▸ **WHAT YOU HAVE TO DO**
Leave out the images and return all the data word for word.
===============
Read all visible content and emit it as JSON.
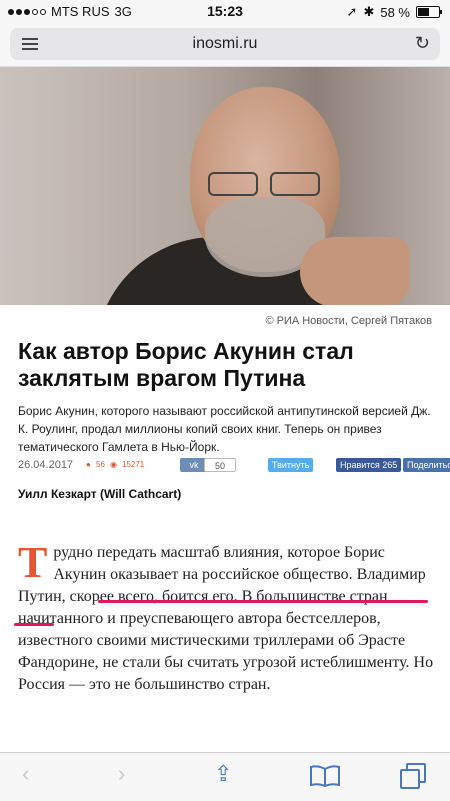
{
  "status_bar": {
    "carrier": "MTS RUS",
    "network": "3G",
    "time": "15:23",
    "battery": "58 %",
    "icons": [
      "location-arrow-icon",
      "bluetooth-icon",
      "battery-icon"
    ]
  },
  "browser": {
    "domain": "inosmi.ru",
    "icons": [
      "menu-icon",
      "reload-icon"
    ]
  },
  "photo": {
    "caption": "© РИА Новости, Сергей Пятаков"
  },
  "article": {
    "headline": "Как автор Борис Акунин стал заклятым врагом Путина",
    "lead": "Борис Акунин, которого называют российской антипутинской версией Дж. К. Роулинг, продал миллионы копий своих книг. Теперь он привез тематического Гамлета в Нью-Йорк.",
    "date": "26.04.2017",
    "comments_count": "56",
    "views_count": "15271",
    "vk_count": "50",
    "twitter_label": "Твитнуть",
    "facebook_label": "Нравится 265",
    "share_label": "Поделиться",
    "author": "Уилл Кезкарт (Will Cathcart)",
    "drop_cap": "Т",
    "body_text": "рудно передать масштаб влияния, которое Борис Акунин оказывает на российское общество. Владимир Путин, скорее всего, боится его. В большинстве стран начитанного и преуспевающего автора бестселлеров, известного своими мистическими триллерами об Эрасте Фандорине, не стали бы считать угрозой истеблишменту. Но Россия — это не большинство стран.",
    "accent_color": "#e8552e",
    "highlight_color": "#e3175f"
  },
  "toolbar": {
    "icons": [
      "back-icon",
      "forward-icon",
      "share-icon",
      "bookmarks-icon",
      "tabs-icon"
    ]
  }
}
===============
▸ **TASK ANSWER**
Read all visible content and emit it as JSON.
{
  "status_bar": {
    "carrier": "MTS RUS",
    "network": "3G",
    "time": "15:23",
    "battery": "58 %",
    "icons": [
      "location-arrow-icon",
      "bluetooth-icon",
      "battery-icon"
    ]
  },
  "browser": {
    "domain": "inosmi.ru",
    "icons": [
      "menu-icon",
      "reload-icon"
    ]
  },
  "photo": {
    "caption": "© РИА Новости, Сергей Пятаков"
  },
  "article": {
    "headline": "Как автор Борис Акунин стал заклятым врагом Путина",
    "lead": "Борис Акунин, которого называют российской антипутинской версией Дж. К. Роулинг, продал миллионы копий своих книг. Теперь он привез тематического Гамлета в Нью-Йорк.",
    "date": "26.04.2017",
    "comments_count": "56",
    "views_count": "15271",
    "vk_count": "50",
    "twitter_label": "Твитнуть",
    "facebook_label": "Нравится 265",
    "share_label": "Поделиться",
    "author": "Уилл Кезкарт (Will Cathcart)",
    "drop_cap": "Т",
    "body_text": "рудно передать масштаб влияния, которое Борис Акунин оказывает на российское общество. Владимир Путин, скорее всего, боится его. В большинстве стран начитанного и преуспевающего автора бестселлеров, известного своими мистическими триллерами об Эрасте Фандорине, не стали бы считать угрозой истеблишменту. Но Россия — это не большинство стран.",
    "accent_color": "#e8552e",
    "highlight_color": "#e3175f"
  },
  "toolbar": {
    "icons": [
      "back-icon",
      "forward-icon",
      "share-icon",
      "bookmarks-icon",
      "tabs-icon"
    ]
  }
}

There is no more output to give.